Passersby, that is, drivers in vehicles often responded, and most expressions indicated strong support. Berea is a liberal college in the middle of a rural, conservative region, and you could see that clearly. A few people pulled over to get out and make a comment, or people just gave a thumbs up or called out encouragement. A few didn’t know if we were for abortion or against it, but it’s hard to imagine how anyone could think people who supported the choice to abort a child would show pictures of that dead child. But some people get confused that way. Innocent unsophistication, I guess.

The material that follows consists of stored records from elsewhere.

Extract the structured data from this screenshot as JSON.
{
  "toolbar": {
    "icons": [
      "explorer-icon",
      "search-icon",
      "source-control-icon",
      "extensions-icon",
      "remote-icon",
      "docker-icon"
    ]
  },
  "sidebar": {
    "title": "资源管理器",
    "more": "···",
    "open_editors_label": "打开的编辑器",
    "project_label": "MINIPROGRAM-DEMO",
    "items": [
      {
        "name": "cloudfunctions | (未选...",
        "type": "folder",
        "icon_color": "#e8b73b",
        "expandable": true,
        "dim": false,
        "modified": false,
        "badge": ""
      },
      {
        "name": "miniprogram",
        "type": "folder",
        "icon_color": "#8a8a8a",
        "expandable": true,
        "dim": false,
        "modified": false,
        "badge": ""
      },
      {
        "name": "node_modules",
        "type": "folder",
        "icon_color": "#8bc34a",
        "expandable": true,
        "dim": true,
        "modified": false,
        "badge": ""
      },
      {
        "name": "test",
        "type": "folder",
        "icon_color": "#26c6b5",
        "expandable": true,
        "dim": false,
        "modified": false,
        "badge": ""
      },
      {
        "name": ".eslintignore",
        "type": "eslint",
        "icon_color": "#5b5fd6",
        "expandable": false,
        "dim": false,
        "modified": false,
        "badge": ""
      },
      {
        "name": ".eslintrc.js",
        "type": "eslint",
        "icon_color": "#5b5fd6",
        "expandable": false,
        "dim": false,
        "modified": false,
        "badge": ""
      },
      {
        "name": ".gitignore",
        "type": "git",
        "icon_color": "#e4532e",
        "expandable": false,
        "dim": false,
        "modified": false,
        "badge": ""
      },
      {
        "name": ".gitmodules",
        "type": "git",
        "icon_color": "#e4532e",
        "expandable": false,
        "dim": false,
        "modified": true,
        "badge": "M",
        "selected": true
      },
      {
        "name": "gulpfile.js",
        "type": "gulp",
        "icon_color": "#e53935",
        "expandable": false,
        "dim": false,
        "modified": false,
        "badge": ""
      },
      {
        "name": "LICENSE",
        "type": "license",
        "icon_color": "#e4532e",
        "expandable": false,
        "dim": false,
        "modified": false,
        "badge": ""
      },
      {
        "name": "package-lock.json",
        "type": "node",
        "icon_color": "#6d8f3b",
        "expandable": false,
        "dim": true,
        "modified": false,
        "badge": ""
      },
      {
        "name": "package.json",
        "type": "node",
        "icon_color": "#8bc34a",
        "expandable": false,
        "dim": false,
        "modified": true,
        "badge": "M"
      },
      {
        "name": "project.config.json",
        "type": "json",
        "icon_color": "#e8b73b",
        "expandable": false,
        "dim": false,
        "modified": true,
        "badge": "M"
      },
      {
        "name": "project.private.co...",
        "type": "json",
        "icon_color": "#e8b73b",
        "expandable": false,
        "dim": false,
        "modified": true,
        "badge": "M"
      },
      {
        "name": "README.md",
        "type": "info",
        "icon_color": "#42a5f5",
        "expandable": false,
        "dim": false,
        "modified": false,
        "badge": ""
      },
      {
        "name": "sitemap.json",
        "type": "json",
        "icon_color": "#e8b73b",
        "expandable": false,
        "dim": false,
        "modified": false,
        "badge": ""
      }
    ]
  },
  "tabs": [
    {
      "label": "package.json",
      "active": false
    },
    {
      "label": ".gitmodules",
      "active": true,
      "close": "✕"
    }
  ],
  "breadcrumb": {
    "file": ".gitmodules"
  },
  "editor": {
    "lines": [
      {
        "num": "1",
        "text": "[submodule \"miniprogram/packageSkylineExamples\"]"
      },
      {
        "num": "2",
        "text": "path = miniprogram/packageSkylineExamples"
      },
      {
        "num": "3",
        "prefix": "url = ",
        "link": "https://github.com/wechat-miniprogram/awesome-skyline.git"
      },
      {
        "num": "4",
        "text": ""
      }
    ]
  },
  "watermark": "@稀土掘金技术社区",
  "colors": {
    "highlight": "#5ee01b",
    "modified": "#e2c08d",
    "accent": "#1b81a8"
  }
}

We also had the Choice Truck driving up and down the road for most of the four hours we were there. A U.S. Marine Corps medical corpsman in dress uniform and at Berea for homecoming stopped to talk and thank us. I spent a good amount of time talking with the director of campus safety. He was my age and had had long experience as a police chief and with security for governmental leaders.
The editor of the student newspaper, the Pinnacle came by for a while. He wrote an editorial that favorably compared our use of graphic imagery with a similar approach for issues important to him, such as war and mountain top removal in coal mining. He did however say that our “protest” was not much newsworthy. “I didn’t see anything particularly timely or gripping about this demonstration,” he wrote. “Did this particular group break any new information about abortion? No they did not.”
Probably he’s right. But it’s a sad state of affairs when the aborting of children in the womb is so customary, routine, and “old” that it can’t be news. We are in a sorry condition when cogent arguments against the ongoing legal killing of children don't break any new information.
In the instance of us bringing the graphic images to Berea College, we were the true reporters and journalists. We were the media, the “guardian of the student’s right to know”, the byline of the Pinnacle. This information about abortion was new to most of those students. We brought that missing convocation out on the sidewalk, and hopefully some student will make a decision for life for her baby, or will someday become a prolife activist, or won’t become another misguided Dr. Willie J. Jackson. By advocating for children in the womb, we represent a missing element in the fulfillment of Berea’s motto, taken from the Bible, “God made of one blood all peoples of the earth.”
Let’s go back again soon.
Read another account of this project HERE.
Read another account of this project HERE.